By James Poole
A Durham University professor has revealed that an extra three to eight billion barrels of oil could be extracted from the North Sea oilfields, just off the north east coast of Scotland.
In a statement issued on Monday, Professor Jon Gluyas, Head of the Department of Earth Sciences, said:
“Somewhere between three billion and eight billion barrels of oil could be extracted on top of what is already planned.”
Professor Gluyas went on to explain how such large quantities of oil could be extracted, claiming:
“We can enhance the recovery of oil by using carbon dioxide.
“This would help us to meet our national emissions reduction target by capturing the CO2 from power plans and injecting it deep below the sea bed as part of the enhanced oil recovery programme.”
Professor Gluyas also used the opportunity to call for further investment in the oil industry, saying:
“The investment needed for this is significant.
“The North Sea is taking its toll on the oil platforms, most are well beyond their design life and would need upgrading to be able to deal with the fluids associated with enhanced oil recovery.”
Before arriving in Durham as professor of Geoenergy in 2009, Professor Gluyas worked for energy giant BP for fourteen years where he oversaw the company’s ‘Exploration’ branch.
Professor Gluyas’s announcement coincided with ministers from both the UK and Scottish governments meeting to discuss the future of the North Sea oil and gas industry ahead of the Scottish independence referendum in September.

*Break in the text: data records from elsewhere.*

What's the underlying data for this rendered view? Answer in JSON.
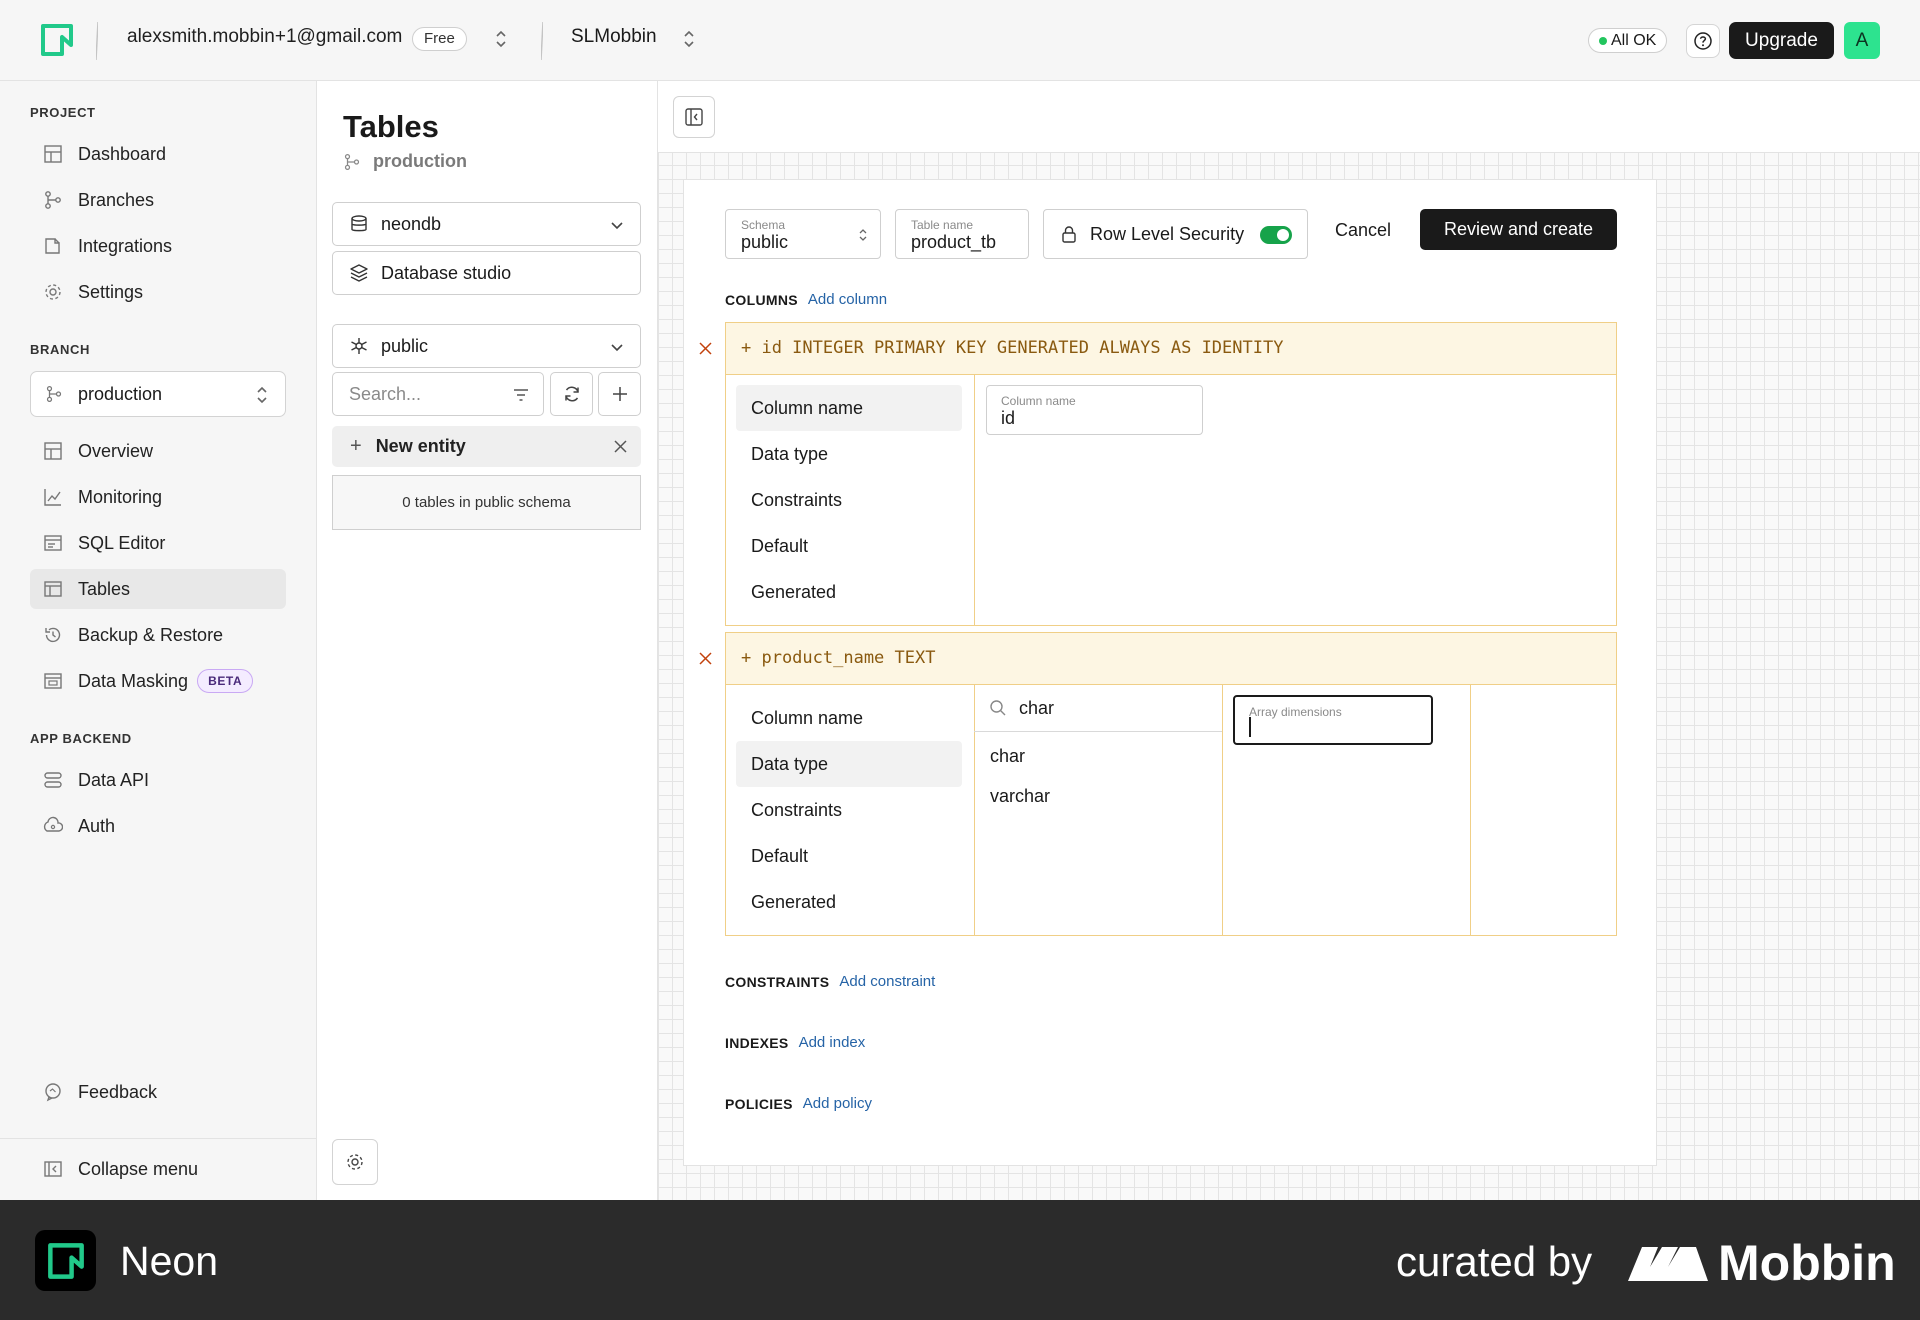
{
  "topbar": {
    "account": "alexsmith.mobbin+1@gmail.com",
    "plan_badge": "Free",
    "project": "SLMobbin",
    "status": "All OK",
    "upgrade_label": "Upgrade",
    "avatar_initial": "A"
  },
  "nav": {
    "project_section": "PROJECT",
    "project_items": [
      {
        "label": "Dashboard",
        "icon": "dashboard-icon"
      },
      {
        "label": "Branches",
        "icon": "branches-icon"
      },
      {
        "label": "Integrations",
        "icon": "integrations-icon"
      },
      {
        "label": "Settings",
        "icon": "gear-icon"
      }
    ],
    "branch_section": "BRANCH",
    "branch_selected": "production",
    "branch_items": [
      {
        "label": "Overview",
        "icon": "overview-icon"
      },
      {
        "label": "Monitoring",
        "icon": "chart-icon"
      },
      {
        "label": "SQL Editor",
        "icon": "sql-editor-icon"
      },
      {
        "label": "Tables",
        "icon": "table-icon",
        "active": true
      },
      {
        "label": "Backup & Restore",
        "icon": "history-icon"
      },
      {
        "label": "Data Masking",
        "icon": "mask-icon",
        "badge": "BETA"
      }
    ],
    "app_section": "APP BACKEND",
    "app_items": [
      {
        "label": "Data API",
        "icon": "api-icon"
      },
      {
        "label": "Auth",
        "icon": "auth-icon"
      }
    ],
    "feedback": "Feedback",
    "collapse": "Collapse menu"
  },
  "tables_panel": {
    "title": "Tables",
    "branch": "production",
    "database": "neondb",
    "studio": "Database studio",
    "schema": "public",
    "search_placeholder": "Search...",
    "new_entity": "New entity",
    "empty_text": "0 tables in public schema"
  },
  "editor": {
    "schema_label": "Schema",
    "schema_value": "public",
    "table_name_label": "Table name",
    "table_name_value": "product_tb",
    "rls_label": "Row Level Security",
    "rls_enabled": true,
    "cancel_label": "Cancel",
    "review_label": "Review and create",
    "columns_section": "COLUMNS",
    "add_column": "Add column",
    "columns": [
      {
        "definition": "+ id INTEGER PRIMARY KEY GENERATED ALWAYS AS IDENTITY",
        "tabs": [
          "Column name",
          "Data type",
          "Constraints",
          "Default",
          "Generated"
        ],
        "active_tab": "Column name",
        "field_label": "Column name",
        "field_value": "id"
      },
      {
        "definition": "+ product_name TEXT",
        "tabs": [
          "Column name",
          "Data type",
          "Constraints",
          "Default",
          "Generated"
        ],
        "active_tab": "Data type",
        "type_search": "char",
        "type_options": [
          "char",
          "varchar"
        ],
        "array_label": "Array dimensions",
        "array_value": ""
      }
    ],
    "constraints_section": "CONSTRAINTS",
    "add_constraint": "Add constraint",
    "indexes_section": "INDEXES",
    "add_index": "Add index",
    "policies_section": "POLICIES",
    "add_policy": "Add policy"
  },
  "footer": {
    "brand": "Neon",
    "curated": "curated by",
    "mobbin": "Mobbin"
  },
  "colors": {
    "accent_green": "#2de38f",
    "toggle_on": "#16a34a",
    "column_border": "#f0cf87",
    "column_header_bg": "#fdf6e3",
    "link": "#2563a6"
  }
}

The professor’s announcement on Monday has been followed by last week’s news of one oil worker who fell to his death from an oil rig situated 200 miles from the Aberdeen coast.
Image Courtesy of Wikimedia Commons.